Look through the entries for the string "name" and copy every line where it shows up.

###

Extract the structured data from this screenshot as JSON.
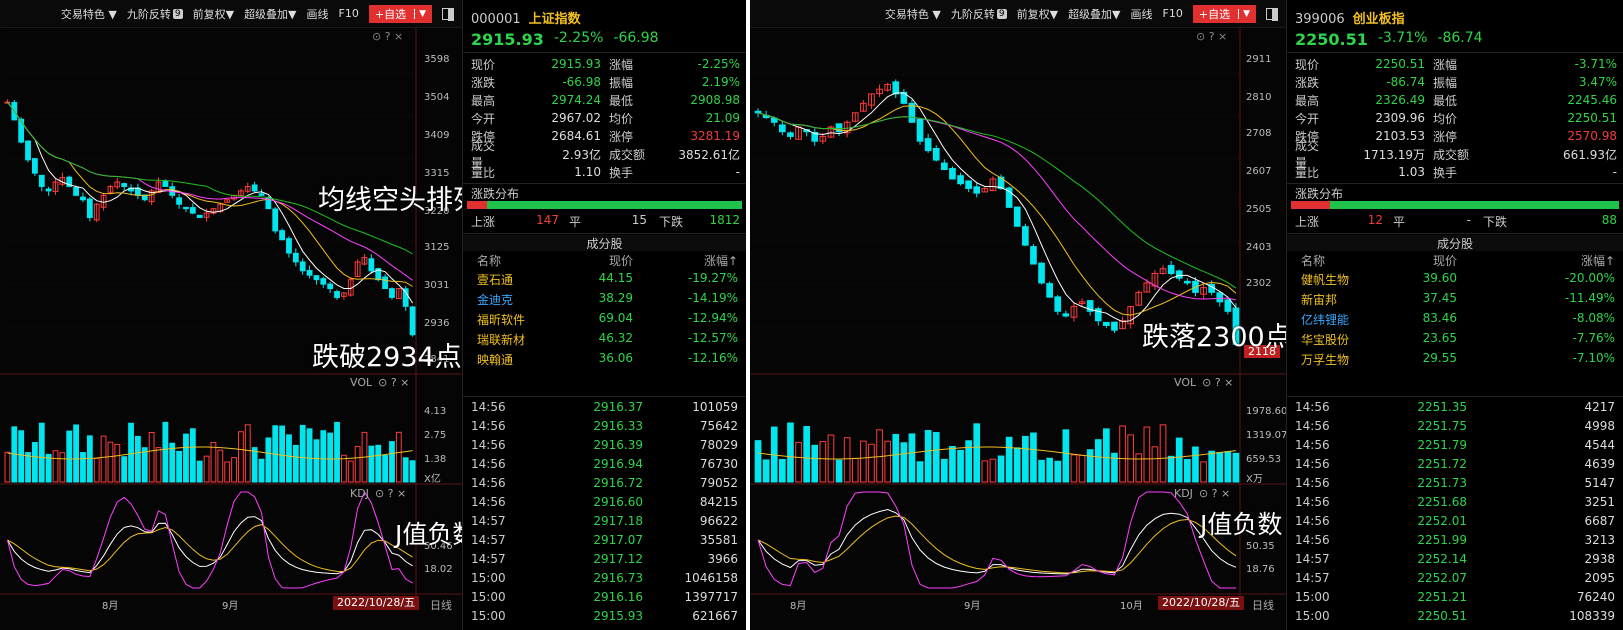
{
  "toolbar": {
    "items": [
      "交易特色 ▼",
      "九阶反转",
      "前复权▼",
      "超级叠加▼",
      "画线",
      "F10"
    ],
    "badge": "9",
    "add_label": "+自选",
    "add_dropdown": "▼"
  },
  "left": {
    "chart_icons": "⊙ ? ×",
    "vol_label": "VOL",
    "kdj_label": "KDJ",
    "overlays": [
      "均线空头排列",
      "跌破2934点",
      "J值负数"
    ],
    "price_ticks": [
      "3598",
      "3504",
      "3409",
      "3315",
      "3220",
      "3125",
      "3031",
      "2936",
      "2841"
    ],
    "vol_ticks": [
      "4.13",
      "2.75",
      "1.38",
      "X亿"
    ],
    "kdj_ticks": [
      "50.46",
      "18.02"
    ],
    "x_ticks": [
      "8月",
      "9月"
    ],
    "date": "2022/10/28/五",
    "bottom_tab": "日线"
  },
  "right": {
    "chart_icons": "⊙ ? ×",
    "vol_label": "VOL",
    "kdj_label": "KDJ",
    "overlays": [
      "跌落2300点",
      "J值负数"
    ],
    "price_ticks": [
      "2911",
      "2810",
      "2708",
      "2607",
      "2505",
      "2403",
      "2302"
    ],
    "price_tag": "2118",
    "vol_ticks": [
      "1978.60",
      "1319.07",
      "659.53",
      "X万"
    ],
    "kdj_ticks": [
      "50.35",
      "18.76"
    ],
    "x_ticks": [
      "8月",
      "9月",
      "10月"
    ],
    "date": "2022/10/28/五",
    "bottom_tab": "日线"
  },
  "info_left": {
    "code": "000001",
    "name": "上证指数",
    "price": "2915.93",
    "pct": "-2.25%",
    "chg": "-66.98",
    "quote": [
      [
        "现价",
        "2915.93",
        "涨幅",
        "-2.25%"
      ],
      [
        "涨跌",
        "-66.98",
        "振幅",
        "2.19%"
      ],
      [
        "最高",
        "2974.24",
        "最低",
        "2908.98"
      ],
      [
        "今开",
        "2967.02",
        "均价",
        "21.09"
      ],
      [
        "跌停",
        "2684.61",
        "涨停",
        "3281.19"
      ],
      [
        "成交量",
        "2.93亿",
        "成交额",
        "3852.61亿"
      ],
      [
        "量比",
        "1.10",
        "换手",
        "-"
      ]
    ],
    "dist_title": "涨跌分布",
    "dist": {
      "up_label": "上涨",
      "up": "147",
      "flat_label": "平",
      "flat": "15",
      "down_label": "下跌",
      "down": "1812",
      "up_ratio": 0.074
    },
    "comp_title": "成分股",
    "comp_hdr": [
      "名称",
      "现价",
      "涨幅↑"
    ],
    "comp": [
      {
        "name": "壹石通",
        "price": "44.15",
        "pct": "-19.27%",
        "color": "#f0c020"
      },
      {
        "name": "金迪克",
        "price": "38.29",
        "pct": "-14.19%",
        "color": "#39a8ff"
      },
      {
        "name": "福昕软件",
        "price": "69.04",
        "pct": "-12.94%",
        "color": "#f0c020"
      },
      {
        "name": "瑞联新材",
        "price": "46.32",
        "pct": "-12.57%",
        "color": "#f0c020"
      },
      {
        "name": "映翰通",
        "price": "36.06",
        "pct": "-12.16%",
        "color": "#f0c020"
      }
    ],
    "ticks": [
      [
        "14:56",
        "2916.37",
        "101059"
      ],
      [
        "14:56",
        "2916.33",
        "75642"
      ],
      [
        "14:56",
        "2916.39",
        "78029"
      ],
      [
        "14:56",
        "2916.94",
        "76730"
      ],
      [
        "14:56",
        "2916.72",
        "79052"
      ],
      [
        "14:56",
        "2916.60",
        "84215"
      ],
      [
        "14:57",
        "2917.18",
        "96622"
      ],
      [
        "14:57",
        "2917.07",
        "35581"
      ],
      [
        "14:57",
        "2917.12",
        "3966"
      ],
      [
        "15:00",
        "2916.73",
        "1046158"
      ],
      [
        "15:00",
        "2916.16",
        "1397717"
      ],
      [
        "15:00",
        "2915.93",
        "621667"
      ]
    ]
  },
  "info_right": {
    "code": "399006",
    "name": "创业板指",
    "price": "2250.51",
    "pct": "-3.71%",
    "chg": "-86.74",
    "quote": [
      [
        "现价",
        "2250.51",
        "涨幅",
        "-3.71%"
      ],
      [
        "涨跌",
        "-86.74",
        "振幅",
        "3.47%"
      ],
      [
        "最高",
        "2326.49",
        "最低",
        "2245.46"
      ],
      [
        "今开",
        "2309.96",
        "均价",
        "2250.51"
      ],
      [
        "跌停",
        "2103.53",
        "涨停",
        "2570.98"
      ],
      [
        "成交量",
        "1713.19万",
        "成交额",
        "661.93亿"
      ],
      [
        "量比",
        "1.03",
        "换手",
        "-"
      ]
    ],
    "dist_title": "涨跌分布",
    "dist": {
      "up_label": "上涨",
      "up": "12",
      "flat_label": "平",
      "flat": "-",
      "down_label": "下跌",
      "down": "88",
      "up_ratio": 0.12
    },
    "comp_title": "成分股",
    "comp_hdr": [
      "名称",
      "现价",
      "涨幅↑"
    ],
    "comp": [
      {
        "name": "健帆生物",
        "price": "39.60",
        "pct": "-20.00%",
        "color": "#f0c020"
      },
      {
        "name": "新宙邦",
        "price": "37.45",
        "pct": "-11.49%",
        "color": "#f0c020"
      },
      {
        "name": "亿纬锂能",
        "price": "83.46",
        "pct": "-8.08%",
        "color": "#39a8ff"
      },
      {
        "name": "华宝股份",
        "price": "23.65",
        "pct": "-7.76%",
        "color": "#f0c020"
      },
      {
        "name": "万孚生物",
        "price": "29.55",
        "pct": "-7.10%",
        "color": "#f0c020"
      }
    ],
    "ticks": [
      [
        "14:56",
        "2251.35",
        "4217"
      ],
      [
        "14:56",
        "2251.75",
        "4998"
      ],
      [
        "14:56",
        "2251.79",
        "4544"
      ],
      [
        "14:56",
        "2251.72",
        "4639"
      ],
      [
        "14:56",
        "2251.73",
        "5147"
      ],
      [
        "14:56",
        "2251.68",
        "3251"
      ],
      [
        "14:56",
        "2252.01",
        "6687"
      ],
      [
        "14:56",
        "2251.99",
        "3213"
      ],
      [
        "14:57",
        "2252.14",
        "2938"
      ],
      [
        "14:57",
        "2252.07",
        "2095"
      ],
      [
        "15:00",
        "2251.21",
        "76240"
      ],
      [
        "15:00",
        "2250.51",
        "108339"
      ]
    ]
  },
  "chart_data": [
    {
      "type": "line",
      "title": "上证指数",
      "ylim": [
        2841,
        3598
      ],
      "x_ticks": [
        "8月",
        "9月"
      ],
      "series": [
        {
          "values": [
            3440,
            3400,
            3350,
            3310,
            3280,
            3250,
            3240,
            3260,
            3270,
            3250,
            3230,
            3220,
            3180,
            3210,
            3230,
            3250,
            3260,
            3250,
            3240,
            3230,
            3220,
            3240,
            3260,
            3250,
            3230,
            3210,
            3200,
            3190,
            3180,
            3190,
            3200,
            3210,
            3220,
            3230,
            3240,
            3250,
            3240,
            3230,
            3200,
            3150,
            3130,
            3100,
            3080,
            3060,
            3050,
            3040,
            3030,
            3020,
            3000,
            3010,
            3040,
            3080,
            3090,
            3060,
            3040,
            3020,
            3000,
            3020,
            2980,
            2916
          ]
        }
      ]
    },
    {
      "type": "line",
      "title": "创业板指",
      "ylim": [
        2200,
        2911
      ],
      "x_ticks": [
        "8月",
        "9月",
        "10月"
      ],
      "series": [
        {
          "values": [
            2740,
            2730,
            2720,
            2700,
            2690,
            2710,
            2700,
            2680,
            2690,
            2710,
            2700,
            2720,
            2740,
            2760,
            2780,
            2790,
            2800,
            2780,
            2760,
            2720,
            2680,
            2660,
            2640,
            2620,
            2600,
            2590,
            2580,
            2570,
            2580,
            2600,
            2580,
            2540,
            2500,
            2460,
            2420,
            2380,
            2350,
            2320,
            2310,
            2330,
            2340,
            2320,
            2300,
            2290,
            2280,
            2300,
            2330,
            2360,
            2380,
            2400,
            2410,
            2400,
            2390,
            2380,
            2360,
            2370,
            2360,
            2340,
            2320,
            2250
          ]
        }
      ]
    }
  ]
}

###

- Answer section
    "name": "上证指数",
        "name": "壹石通",
        "name": "金迪克",
        "name": "福昕软件",
        "name": "瑞联新材",
        "name": "映翰通",
    "name": "创业板指",
        "name": "健帆生物",
        "name": "新宙邦",
        "name": "亿纬锂能",
        "name": "华宝股份",
        "name": "万孚生物",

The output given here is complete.